The kind of art Rachel bas-Cohain creates is kinetic; she calls it "air, fluids, light in motion exhibited as sculpture."
Although her exhibit has been at the Radcliffe Institute since November 8, not a single art critic or newspaper reviewer has appeared, she said in an interview yesterday.
"I sent out materials to all the local papers, and there's been no response," she said. "People see a woman's name and they just don't come."
Estimating that between 150 and 200 people have visited her exhibit, bas-Cohain said, "I've received wonderful support from those who have come." But the critics have shown little interest in her show and, she said, "I'm feeling very blue about it."

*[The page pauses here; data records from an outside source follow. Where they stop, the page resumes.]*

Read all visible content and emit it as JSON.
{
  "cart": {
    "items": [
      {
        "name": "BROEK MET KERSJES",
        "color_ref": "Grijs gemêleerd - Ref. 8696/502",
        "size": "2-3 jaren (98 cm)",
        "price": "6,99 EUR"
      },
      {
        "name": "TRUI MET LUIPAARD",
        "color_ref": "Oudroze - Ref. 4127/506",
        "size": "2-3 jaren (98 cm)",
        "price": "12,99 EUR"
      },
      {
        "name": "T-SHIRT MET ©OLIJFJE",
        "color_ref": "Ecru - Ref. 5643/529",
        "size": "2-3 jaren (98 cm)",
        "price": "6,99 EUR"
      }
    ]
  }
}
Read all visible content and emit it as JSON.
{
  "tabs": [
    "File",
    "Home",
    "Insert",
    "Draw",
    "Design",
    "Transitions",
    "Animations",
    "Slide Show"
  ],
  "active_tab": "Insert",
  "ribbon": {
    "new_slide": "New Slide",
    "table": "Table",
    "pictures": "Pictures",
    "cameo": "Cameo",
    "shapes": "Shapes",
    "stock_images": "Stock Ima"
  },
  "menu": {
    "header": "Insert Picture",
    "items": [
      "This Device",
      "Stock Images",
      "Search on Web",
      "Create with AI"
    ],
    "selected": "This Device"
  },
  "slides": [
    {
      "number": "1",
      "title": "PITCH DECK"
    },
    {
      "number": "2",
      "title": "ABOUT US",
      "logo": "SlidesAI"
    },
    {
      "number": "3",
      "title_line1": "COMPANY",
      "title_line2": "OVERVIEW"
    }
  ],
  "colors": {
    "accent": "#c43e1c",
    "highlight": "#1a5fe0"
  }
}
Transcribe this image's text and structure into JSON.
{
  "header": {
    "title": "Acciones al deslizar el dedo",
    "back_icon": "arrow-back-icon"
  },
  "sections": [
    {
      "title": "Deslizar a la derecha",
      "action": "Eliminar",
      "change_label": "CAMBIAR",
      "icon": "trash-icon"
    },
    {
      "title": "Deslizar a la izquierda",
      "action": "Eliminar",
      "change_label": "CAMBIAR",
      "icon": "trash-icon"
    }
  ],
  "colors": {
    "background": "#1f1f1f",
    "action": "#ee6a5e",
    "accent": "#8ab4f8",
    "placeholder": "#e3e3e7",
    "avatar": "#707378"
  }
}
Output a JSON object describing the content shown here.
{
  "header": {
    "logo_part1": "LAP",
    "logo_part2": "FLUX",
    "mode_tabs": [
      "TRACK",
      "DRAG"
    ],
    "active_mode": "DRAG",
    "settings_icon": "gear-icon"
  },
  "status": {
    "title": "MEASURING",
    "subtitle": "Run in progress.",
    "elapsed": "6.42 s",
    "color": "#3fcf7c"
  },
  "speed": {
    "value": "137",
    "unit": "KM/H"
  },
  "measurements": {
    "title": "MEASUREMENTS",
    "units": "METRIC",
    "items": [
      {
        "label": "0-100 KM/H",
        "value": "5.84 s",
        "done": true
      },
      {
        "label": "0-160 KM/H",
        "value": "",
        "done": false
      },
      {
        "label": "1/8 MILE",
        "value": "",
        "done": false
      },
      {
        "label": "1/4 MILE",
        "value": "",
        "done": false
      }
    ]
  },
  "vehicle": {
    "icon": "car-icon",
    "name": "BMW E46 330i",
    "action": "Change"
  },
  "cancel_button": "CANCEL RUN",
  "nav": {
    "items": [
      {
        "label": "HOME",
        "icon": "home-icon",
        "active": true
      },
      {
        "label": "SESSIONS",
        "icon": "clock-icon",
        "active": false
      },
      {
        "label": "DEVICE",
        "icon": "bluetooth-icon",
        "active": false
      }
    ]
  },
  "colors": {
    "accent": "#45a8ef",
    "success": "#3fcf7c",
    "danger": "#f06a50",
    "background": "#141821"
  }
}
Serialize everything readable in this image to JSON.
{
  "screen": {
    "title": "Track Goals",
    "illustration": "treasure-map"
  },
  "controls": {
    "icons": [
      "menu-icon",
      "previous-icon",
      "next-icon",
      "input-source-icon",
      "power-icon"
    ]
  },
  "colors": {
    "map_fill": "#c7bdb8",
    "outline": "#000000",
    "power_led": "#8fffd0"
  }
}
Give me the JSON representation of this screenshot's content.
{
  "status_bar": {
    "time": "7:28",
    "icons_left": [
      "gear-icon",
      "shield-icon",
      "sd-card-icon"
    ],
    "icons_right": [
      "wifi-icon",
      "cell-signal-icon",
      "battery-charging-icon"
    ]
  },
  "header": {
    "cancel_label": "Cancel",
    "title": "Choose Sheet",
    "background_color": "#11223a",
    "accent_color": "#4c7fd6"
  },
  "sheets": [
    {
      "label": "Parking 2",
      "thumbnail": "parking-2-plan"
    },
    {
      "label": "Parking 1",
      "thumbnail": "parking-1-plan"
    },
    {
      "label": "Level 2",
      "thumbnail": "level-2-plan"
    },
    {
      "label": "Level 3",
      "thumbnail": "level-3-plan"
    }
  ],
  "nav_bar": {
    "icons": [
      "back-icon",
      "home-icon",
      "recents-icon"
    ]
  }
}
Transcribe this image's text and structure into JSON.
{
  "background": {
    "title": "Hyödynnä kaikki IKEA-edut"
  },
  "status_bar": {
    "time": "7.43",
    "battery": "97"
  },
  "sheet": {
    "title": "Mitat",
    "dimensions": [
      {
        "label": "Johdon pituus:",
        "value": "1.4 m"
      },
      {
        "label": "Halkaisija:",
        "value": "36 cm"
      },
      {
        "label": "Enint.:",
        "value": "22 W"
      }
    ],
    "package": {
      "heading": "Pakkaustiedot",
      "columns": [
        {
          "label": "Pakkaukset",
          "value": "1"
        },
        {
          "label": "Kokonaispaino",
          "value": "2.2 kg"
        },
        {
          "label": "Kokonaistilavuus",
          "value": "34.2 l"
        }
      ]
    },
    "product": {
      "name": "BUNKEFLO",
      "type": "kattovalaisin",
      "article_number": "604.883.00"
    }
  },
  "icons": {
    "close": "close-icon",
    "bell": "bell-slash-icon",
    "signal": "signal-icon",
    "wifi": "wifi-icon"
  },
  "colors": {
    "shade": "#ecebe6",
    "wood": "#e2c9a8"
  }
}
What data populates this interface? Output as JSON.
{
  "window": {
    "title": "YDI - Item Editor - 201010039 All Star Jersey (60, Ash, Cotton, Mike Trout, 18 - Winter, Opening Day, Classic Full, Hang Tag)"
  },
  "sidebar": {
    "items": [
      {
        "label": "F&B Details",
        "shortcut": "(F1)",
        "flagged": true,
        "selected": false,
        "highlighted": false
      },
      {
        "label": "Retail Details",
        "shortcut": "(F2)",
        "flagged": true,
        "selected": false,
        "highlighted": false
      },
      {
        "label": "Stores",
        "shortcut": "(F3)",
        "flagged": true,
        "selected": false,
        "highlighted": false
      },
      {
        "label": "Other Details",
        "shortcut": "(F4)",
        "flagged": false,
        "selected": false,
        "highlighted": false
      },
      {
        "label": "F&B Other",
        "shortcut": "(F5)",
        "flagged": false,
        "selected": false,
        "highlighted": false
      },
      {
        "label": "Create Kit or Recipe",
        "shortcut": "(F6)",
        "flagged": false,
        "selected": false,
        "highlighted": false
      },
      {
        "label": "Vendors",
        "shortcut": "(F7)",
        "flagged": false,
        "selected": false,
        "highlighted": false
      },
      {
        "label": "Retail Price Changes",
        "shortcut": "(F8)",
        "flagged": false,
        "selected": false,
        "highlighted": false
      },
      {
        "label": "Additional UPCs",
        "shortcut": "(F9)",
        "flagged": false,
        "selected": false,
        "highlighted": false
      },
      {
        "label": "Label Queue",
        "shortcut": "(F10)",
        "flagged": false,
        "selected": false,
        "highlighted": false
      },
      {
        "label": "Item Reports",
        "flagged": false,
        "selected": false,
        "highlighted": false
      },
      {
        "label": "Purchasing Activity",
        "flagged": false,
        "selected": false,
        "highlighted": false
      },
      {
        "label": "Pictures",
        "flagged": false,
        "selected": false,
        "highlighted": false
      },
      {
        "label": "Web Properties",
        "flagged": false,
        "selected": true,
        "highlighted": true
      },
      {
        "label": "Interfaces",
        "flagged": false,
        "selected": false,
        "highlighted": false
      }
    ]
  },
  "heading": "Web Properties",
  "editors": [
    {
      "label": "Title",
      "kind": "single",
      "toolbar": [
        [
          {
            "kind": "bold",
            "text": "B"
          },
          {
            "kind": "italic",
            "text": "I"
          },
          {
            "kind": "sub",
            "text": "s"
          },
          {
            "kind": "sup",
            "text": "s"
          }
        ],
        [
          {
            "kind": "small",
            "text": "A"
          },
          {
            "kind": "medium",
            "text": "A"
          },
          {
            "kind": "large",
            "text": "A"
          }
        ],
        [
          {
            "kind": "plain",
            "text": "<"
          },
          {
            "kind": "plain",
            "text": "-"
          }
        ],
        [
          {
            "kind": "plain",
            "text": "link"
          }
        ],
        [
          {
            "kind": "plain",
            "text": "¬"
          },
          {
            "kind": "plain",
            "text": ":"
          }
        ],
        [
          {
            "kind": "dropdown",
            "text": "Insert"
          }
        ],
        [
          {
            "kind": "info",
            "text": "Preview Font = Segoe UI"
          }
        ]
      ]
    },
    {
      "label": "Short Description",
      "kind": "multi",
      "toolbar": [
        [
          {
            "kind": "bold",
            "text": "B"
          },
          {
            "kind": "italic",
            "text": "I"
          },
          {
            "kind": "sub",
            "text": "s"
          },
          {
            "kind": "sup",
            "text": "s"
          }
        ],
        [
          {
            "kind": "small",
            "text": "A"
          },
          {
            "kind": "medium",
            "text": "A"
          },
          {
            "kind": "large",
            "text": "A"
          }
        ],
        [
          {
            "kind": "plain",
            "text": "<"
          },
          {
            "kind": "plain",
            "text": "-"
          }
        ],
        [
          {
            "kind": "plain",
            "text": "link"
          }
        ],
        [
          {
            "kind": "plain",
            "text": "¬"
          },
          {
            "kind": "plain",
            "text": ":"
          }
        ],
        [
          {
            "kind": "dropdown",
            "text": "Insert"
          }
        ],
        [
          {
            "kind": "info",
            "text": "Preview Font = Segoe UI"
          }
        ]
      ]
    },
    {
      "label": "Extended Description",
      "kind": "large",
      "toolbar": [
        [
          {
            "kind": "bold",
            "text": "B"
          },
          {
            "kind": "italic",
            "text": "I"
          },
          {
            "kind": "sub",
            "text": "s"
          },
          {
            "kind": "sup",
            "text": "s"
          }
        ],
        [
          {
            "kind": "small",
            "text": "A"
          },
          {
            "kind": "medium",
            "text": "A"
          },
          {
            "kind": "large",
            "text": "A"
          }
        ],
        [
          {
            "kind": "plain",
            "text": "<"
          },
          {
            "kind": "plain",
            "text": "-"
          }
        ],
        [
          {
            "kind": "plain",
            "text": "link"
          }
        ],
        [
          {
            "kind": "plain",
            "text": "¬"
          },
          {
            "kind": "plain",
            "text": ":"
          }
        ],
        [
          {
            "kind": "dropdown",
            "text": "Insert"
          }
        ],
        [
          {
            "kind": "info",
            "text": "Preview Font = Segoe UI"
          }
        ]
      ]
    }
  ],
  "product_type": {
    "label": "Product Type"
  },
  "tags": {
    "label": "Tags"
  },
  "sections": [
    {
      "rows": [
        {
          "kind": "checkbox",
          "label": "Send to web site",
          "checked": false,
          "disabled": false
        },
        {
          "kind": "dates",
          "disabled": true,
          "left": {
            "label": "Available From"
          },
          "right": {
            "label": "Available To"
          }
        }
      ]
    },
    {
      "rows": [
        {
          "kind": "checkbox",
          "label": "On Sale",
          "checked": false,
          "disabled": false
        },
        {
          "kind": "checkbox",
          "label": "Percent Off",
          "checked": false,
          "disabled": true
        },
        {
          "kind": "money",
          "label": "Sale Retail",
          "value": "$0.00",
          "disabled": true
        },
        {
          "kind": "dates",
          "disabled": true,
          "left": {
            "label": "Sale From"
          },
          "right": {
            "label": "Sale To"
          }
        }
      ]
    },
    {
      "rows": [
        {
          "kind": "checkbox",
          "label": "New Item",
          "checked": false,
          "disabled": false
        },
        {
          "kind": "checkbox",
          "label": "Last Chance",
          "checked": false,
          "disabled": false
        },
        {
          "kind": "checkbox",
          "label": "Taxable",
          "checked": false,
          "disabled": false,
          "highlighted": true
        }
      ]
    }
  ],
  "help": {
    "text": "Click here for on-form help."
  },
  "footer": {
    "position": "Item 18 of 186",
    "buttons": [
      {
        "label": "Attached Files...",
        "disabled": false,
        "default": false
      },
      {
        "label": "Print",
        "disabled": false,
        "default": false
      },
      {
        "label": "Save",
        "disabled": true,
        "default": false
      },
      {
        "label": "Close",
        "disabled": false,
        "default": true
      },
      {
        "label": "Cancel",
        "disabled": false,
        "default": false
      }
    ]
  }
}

Bas-Cohain has been supported by a two-year Radcliffe Institute grant which is now ending. "I feel a little unsure of the future," she said. A graduate of Brooklyn School of Music, she has held several post-graduate fellowships and "didn't feel I'd have difficulty finding a position until recently when I tried."
At a Boston gallery run by two women she was told, "Women are a bad risk. We don't like to handle them." She had previously been unable to find a teaching position. "There is in our culture an ingrained preference of man over woman," she said.
Bas-Cohain is supporting herself now with the income from one of her works which is being mass-produced. "Next year, I don't know, I may have to rely on my husband for support," she said. Materials and studio expenses alone total about $400 a month.
Bas-Cohain's exhibit will run through November 27. She has worked in painting, graphics, and now kinetics. She lives in Somerville and spends most of the time doing her art.
"I think it's good; and it is the kind of art that people are becoming interested in now," she said. "It's awful having to beg people to review it."